Abstract
The U.S. female prison population had reached approximately 71,743 by October 1, 2000, and the Canadian jurisdictions reported 1,136 female inmates. The average cost to maintain female offenders in the 45 U.S. jurisdictions was $69 per day, compared to $59 for males. Female offenders in the United States were primarily housed in female-only facilities (113) or co-ed prisons (57). Canadian systems reported 13 female-only facilities and 28 co-ed units. Twenty-nine of the reporting U.S. systems operated separate diagnostic units for female offenders, and 16 systems did not. Forty systems maintained separate classifications for their female offenders. A total of 15,195 women were sentenced to prison for violent crimes, 11,393 for property theft, 794 for victimless crimes (including prostitution), 14,062 for drug or alcohol offenses, and 239 for domestic crimes. Four of the eight systems in Canada operated separate diagnostic units for their females, and none of them maintained separate classification. The notable Canadian offenses by women were violent crimes, property offenses, drug/alcohol offenses, victimless crimes, and domestic crimes. Inmate-on-inmate assaults topped the list of U.S. system inmate incidents. Inside work assignments were implemented in 29 U.S. reporting systems and in all 8 in Canada. Contact visits were permitted in all the reporting jurisdictions, with the exception of the District of Columbia. Numerous health services are routinely provided to female offenders in all the correctional systems.
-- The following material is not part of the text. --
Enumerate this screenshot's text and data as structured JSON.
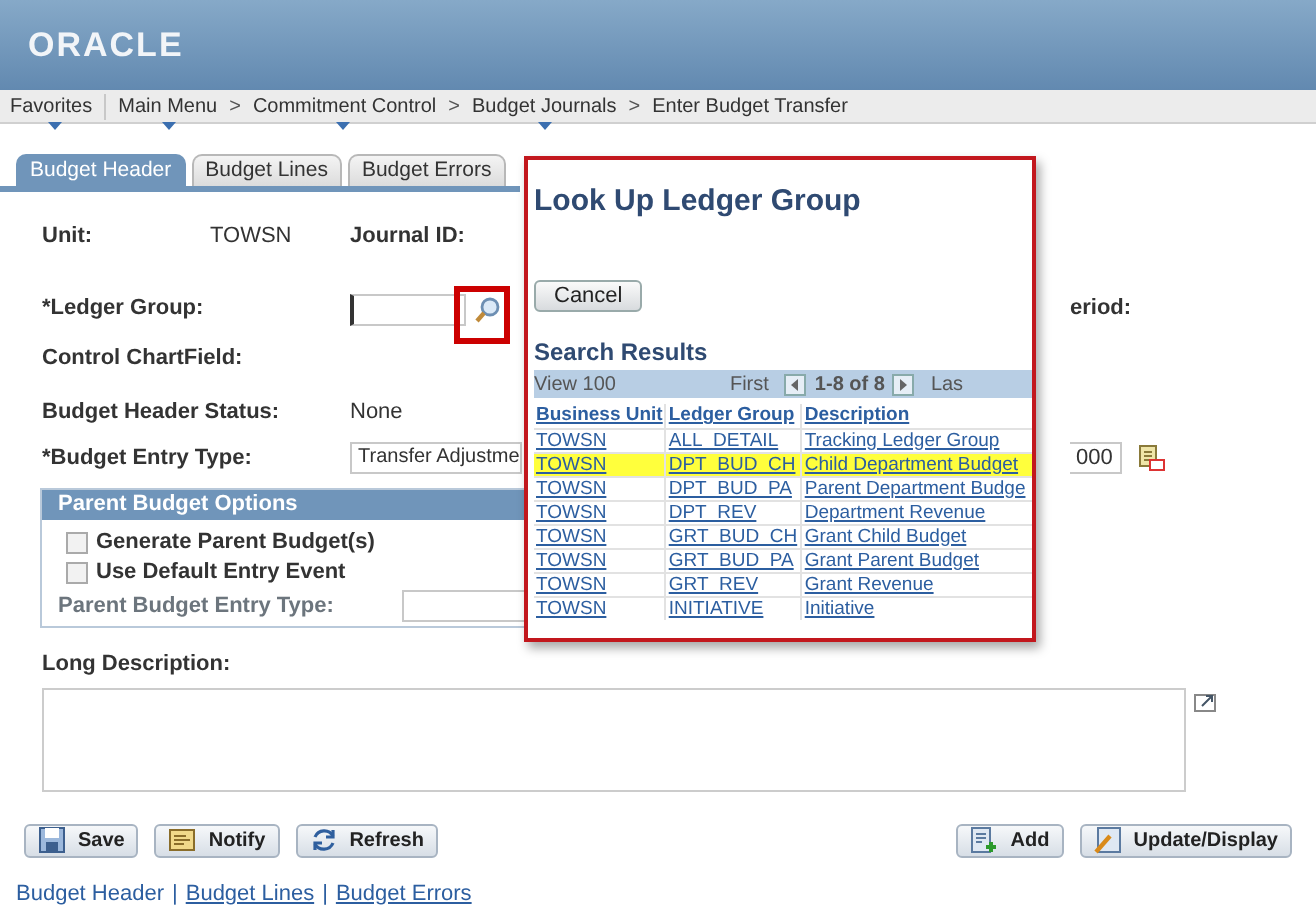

Of 1,449 reported births, newborns were allowed to remain with their mothers in only 12 systems. Charts provide information on each of the reporting jurisdictions.